- **Excerpted records**

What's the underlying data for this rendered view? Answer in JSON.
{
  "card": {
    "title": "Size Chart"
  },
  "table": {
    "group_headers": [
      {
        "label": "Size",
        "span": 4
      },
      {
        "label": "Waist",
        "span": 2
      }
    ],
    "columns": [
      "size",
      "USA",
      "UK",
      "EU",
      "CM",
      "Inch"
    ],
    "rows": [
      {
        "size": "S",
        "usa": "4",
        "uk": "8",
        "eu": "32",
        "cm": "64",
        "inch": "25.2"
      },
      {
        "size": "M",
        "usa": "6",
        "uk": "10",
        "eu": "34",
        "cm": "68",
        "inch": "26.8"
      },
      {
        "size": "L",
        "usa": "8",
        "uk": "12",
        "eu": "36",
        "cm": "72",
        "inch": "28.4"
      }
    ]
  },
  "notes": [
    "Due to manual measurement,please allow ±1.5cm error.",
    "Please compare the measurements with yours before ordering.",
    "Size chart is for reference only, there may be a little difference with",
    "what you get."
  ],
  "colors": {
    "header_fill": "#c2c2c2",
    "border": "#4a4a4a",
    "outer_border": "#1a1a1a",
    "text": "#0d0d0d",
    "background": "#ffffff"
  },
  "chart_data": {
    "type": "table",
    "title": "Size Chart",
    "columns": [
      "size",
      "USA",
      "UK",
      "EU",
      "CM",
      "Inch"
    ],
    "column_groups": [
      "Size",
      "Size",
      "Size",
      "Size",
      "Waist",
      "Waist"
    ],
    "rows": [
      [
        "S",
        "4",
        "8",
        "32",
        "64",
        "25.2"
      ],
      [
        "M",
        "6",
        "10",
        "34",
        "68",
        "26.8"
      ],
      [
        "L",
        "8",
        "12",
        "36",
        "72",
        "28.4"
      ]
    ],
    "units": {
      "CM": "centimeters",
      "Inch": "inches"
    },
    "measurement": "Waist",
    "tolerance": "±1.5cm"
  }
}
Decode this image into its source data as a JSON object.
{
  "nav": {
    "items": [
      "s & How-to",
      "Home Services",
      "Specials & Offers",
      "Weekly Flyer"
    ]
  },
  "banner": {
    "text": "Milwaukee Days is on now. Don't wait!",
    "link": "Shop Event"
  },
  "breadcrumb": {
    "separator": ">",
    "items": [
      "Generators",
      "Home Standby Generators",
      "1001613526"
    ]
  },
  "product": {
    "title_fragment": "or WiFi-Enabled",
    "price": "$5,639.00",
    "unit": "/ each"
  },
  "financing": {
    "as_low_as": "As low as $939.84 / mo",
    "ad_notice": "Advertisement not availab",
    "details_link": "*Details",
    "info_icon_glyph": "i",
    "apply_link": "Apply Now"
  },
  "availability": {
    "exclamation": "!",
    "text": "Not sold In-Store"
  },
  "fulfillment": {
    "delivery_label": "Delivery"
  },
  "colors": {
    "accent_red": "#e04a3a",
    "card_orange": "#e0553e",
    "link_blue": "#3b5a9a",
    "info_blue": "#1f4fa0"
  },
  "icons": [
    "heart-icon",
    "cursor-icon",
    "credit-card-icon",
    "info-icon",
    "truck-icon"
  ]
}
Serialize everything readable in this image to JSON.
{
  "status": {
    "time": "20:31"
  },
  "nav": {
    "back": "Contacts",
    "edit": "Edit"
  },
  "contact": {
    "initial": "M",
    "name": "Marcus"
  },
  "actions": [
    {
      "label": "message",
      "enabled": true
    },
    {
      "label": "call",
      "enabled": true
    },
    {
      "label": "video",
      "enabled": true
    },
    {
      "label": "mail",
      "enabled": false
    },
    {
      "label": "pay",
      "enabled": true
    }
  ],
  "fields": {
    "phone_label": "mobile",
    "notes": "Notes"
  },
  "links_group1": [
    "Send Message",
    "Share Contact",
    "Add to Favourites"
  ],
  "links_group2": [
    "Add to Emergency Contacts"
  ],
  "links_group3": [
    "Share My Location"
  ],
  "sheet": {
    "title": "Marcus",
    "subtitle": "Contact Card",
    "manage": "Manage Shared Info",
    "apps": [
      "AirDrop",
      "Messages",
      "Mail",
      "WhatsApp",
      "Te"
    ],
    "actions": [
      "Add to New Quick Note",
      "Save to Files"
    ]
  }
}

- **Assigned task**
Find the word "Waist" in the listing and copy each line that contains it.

- **Solution for this task**
        "label": "Waist",
      "Waist",
      "Waist"
    "measurement": "Waist",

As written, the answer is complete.